Praise for Babi Yar

Moving and shaking in a way that links it with the works of Solzhenitsyn

Times Literary Supplement

Superb... One of the most frightful exposures yet of human iniquity

Anthony Burgess

Not just a great book, but a valuable document

New Yorker

Absolutely stunning. A raw, devastating account of one of the greatest tragedies of WW2. Babi Yar provides a painfully intimate look at life during the Nazi occupation in Ukraine through the eyes of one resilient young boy. Told in poetic yet unflinching prose, this compelling book should be necessary reading for anyone looking to not only understand Ukrainian history, but humanity

Erin Litteken

Babi Yar is one of the classic accounts of life under Nazi rule in occupied Europe and a depiction of man's inhumanity to man... [a] masterpiece

Henry Marsh, New Statesman

A masterpiece . . . Every bit the peer of the canonical works of witness [such as] Anne Frank's diary . . . Wiesel's Night . . . Solzhenityn's Gulag Archipelago

George Packer, The Atlantic

Read it and weep... Nothing I have read about that barbaric time has been as affecting as this gripping, disturbing book - rightly hailed a masterpiece

Tony Rennell, Daily Mail

By the end of this raw, direct, meticulously assembled collection of testimony, there is no choice but to recognize, and to bow before, the assertion of its opening sentence: "This book contains nothing but the truth"

Wall Street Journal

A rediscovered masterpiece that must be read and never forgotten

Arts Desk
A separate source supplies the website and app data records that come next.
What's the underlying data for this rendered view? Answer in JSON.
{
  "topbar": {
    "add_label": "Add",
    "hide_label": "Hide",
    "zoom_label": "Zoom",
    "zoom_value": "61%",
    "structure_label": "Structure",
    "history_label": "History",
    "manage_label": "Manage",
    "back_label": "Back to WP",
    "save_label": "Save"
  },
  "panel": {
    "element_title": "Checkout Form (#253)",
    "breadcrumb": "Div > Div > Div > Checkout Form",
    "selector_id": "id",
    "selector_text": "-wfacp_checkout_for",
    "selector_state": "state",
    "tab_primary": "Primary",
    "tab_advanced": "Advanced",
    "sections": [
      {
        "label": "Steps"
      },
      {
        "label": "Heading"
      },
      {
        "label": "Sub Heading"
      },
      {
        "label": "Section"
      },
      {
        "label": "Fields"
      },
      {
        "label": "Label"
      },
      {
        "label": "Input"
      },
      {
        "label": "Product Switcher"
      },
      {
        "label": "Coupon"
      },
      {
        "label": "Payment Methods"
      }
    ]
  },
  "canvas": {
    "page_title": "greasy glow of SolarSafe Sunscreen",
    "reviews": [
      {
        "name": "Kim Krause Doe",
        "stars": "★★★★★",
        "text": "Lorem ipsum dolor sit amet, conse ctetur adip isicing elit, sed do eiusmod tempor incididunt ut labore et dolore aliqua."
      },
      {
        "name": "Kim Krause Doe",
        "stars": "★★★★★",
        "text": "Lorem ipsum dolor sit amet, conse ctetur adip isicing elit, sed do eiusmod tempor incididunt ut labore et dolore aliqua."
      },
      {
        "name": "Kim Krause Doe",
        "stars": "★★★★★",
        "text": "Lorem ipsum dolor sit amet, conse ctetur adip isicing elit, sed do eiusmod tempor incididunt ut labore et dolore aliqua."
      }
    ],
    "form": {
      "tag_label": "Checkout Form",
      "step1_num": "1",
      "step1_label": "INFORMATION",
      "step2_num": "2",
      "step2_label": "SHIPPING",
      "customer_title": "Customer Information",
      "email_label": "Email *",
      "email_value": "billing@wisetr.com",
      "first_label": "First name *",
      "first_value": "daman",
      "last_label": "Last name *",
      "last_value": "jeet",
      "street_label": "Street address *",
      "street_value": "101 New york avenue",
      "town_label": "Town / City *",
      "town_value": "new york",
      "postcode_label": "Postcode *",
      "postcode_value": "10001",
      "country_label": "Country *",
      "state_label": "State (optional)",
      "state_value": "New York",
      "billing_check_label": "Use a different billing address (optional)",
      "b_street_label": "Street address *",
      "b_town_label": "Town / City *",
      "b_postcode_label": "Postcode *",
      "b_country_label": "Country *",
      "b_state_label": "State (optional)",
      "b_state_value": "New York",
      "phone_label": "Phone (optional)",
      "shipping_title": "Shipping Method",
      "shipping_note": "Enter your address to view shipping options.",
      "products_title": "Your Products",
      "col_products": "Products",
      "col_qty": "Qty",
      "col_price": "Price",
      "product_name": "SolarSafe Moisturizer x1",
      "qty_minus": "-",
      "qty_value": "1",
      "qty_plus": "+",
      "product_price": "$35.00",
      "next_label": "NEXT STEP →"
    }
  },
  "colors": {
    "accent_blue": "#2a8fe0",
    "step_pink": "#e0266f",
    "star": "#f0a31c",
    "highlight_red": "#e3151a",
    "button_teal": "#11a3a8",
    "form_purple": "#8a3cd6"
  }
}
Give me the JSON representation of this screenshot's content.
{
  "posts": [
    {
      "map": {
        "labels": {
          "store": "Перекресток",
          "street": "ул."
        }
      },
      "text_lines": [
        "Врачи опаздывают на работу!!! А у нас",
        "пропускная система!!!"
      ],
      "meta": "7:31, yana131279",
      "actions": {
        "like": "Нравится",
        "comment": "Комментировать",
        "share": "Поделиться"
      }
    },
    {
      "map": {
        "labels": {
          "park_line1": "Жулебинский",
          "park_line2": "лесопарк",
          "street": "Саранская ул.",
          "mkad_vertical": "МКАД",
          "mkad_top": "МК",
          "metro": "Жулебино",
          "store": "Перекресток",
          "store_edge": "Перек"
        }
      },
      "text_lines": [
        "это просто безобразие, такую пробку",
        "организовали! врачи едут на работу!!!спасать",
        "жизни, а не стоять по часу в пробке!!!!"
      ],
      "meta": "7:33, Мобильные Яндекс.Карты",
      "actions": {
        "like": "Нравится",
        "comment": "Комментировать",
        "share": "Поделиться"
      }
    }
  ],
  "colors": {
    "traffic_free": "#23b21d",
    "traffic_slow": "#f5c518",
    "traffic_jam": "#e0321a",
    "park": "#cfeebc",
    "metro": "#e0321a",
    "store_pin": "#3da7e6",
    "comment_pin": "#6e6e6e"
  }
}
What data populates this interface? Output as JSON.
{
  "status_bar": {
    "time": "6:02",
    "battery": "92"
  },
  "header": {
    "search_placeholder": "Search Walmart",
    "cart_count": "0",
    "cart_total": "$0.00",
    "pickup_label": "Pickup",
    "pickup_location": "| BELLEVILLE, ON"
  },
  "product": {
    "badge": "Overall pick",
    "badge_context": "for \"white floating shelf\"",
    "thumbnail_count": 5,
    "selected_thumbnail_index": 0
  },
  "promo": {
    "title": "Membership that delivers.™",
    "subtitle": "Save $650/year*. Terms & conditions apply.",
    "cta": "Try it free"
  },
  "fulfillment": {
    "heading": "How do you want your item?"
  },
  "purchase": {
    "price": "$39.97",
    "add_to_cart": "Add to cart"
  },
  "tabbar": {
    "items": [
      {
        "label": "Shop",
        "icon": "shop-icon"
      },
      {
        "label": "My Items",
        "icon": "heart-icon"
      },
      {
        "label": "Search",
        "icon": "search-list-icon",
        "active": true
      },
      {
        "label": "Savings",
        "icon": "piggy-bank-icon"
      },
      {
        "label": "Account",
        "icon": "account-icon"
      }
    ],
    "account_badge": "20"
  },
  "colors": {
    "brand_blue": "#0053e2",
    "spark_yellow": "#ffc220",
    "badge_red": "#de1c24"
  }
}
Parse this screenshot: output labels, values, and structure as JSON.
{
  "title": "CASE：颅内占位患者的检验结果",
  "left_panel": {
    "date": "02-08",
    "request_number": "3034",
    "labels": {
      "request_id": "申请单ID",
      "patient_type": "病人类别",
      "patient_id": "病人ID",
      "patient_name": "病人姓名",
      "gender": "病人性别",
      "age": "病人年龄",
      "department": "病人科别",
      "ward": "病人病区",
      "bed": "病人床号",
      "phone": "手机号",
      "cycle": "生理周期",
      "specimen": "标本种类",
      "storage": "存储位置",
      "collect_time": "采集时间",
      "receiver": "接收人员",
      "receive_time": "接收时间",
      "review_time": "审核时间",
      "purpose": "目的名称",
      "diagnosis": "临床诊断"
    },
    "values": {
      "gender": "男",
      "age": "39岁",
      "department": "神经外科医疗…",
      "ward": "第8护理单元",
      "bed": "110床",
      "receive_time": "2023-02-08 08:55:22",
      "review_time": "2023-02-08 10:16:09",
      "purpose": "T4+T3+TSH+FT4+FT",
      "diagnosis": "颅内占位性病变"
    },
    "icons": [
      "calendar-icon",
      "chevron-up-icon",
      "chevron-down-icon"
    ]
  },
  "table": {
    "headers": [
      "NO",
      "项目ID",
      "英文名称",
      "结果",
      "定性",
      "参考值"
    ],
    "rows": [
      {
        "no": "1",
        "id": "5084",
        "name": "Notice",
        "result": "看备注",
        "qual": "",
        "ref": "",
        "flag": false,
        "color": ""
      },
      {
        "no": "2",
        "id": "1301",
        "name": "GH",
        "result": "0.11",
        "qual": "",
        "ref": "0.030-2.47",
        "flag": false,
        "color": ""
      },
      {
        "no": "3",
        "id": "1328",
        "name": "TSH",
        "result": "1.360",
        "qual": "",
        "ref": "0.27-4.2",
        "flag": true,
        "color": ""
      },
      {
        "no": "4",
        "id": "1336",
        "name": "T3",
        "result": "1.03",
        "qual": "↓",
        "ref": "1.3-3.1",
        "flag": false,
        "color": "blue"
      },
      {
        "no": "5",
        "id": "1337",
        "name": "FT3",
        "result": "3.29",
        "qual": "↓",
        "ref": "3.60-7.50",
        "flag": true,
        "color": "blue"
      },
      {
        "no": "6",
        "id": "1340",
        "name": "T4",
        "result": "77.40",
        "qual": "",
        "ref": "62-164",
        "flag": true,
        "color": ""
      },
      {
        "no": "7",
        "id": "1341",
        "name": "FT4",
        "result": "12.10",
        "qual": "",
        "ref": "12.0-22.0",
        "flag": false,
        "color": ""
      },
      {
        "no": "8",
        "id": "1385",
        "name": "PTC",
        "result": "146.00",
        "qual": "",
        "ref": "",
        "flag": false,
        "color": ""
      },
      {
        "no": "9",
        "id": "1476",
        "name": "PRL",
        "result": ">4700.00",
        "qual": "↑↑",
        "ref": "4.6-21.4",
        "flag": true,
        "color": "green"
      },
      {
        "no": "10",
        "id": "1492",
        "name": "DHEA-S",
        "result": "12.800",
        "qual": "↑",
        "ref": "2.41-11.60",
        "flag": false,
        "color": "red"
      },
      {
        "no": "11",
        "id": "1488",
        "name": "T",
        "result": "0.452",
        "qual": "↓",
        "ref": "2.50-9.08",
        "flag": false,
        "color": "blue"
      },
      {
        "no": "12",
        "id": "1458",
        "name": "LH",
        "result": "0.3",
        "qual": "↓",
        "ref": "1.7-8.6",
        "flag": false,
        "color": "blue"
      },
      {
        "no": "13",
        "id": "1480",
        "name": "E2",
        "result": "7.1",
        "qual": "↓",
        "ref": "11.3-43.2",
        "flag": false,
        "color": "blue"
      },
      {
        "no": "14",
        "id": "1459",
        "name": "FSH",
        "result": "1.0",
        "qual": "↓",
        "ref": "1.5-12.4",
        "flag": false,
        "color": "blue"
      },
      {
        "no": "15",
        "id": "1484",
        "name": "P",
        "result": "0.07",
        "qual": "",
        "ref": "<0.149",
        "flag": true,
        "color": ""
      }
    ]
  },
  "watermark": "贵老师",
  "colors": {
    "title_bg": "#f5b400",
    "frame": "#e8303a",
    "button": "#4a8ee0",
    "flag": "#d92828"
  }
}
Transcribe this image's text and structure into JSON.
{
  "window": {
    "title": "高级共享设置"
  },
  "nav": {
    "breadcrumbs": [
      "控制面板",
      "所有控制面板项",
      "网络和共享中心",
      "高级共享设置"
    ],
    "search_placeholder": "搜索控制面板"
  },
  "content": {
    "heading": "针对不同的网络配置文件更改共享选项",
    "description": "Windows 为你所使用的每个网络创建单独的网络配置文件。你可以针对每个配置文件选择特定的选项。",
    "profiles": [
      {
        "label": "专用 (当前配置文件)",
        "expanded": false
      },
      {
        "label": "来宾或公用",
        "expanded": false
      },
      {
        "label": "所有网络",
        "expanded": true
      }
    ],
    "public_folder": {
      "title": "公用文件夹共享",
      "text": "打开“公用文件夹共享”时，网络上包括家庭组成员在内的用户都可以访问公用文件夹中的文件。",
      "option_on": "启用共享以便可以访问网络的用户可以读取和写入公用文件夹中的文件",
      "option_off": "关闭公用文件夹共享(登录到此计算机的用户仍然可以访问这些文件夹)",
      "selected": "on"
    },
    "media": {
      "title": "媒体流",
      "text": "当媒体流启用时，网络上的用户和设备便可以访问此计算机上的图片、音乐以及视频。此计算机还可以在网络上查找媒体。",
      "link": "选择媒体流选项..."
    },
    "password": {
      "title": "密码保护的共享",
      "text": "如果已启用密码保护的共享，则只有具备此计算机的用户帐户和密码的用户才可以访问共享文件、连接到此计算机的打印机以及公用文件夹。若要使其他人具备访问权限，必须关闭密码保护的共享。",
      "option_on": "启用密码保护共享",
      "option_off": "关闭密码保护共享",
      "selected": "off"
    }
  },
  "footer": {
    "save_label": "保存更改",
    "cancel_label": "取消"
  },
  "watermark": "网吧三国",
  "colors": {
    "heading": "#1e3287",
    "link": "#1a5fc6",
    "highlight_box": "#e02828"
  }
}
Rightly hailed as a masterpiece. In its intimacy, imagery and immediacy, it leaves you despairing that such terrible atrocities were actually committed… Read it and weep

Daily Mail, *Books of the Year*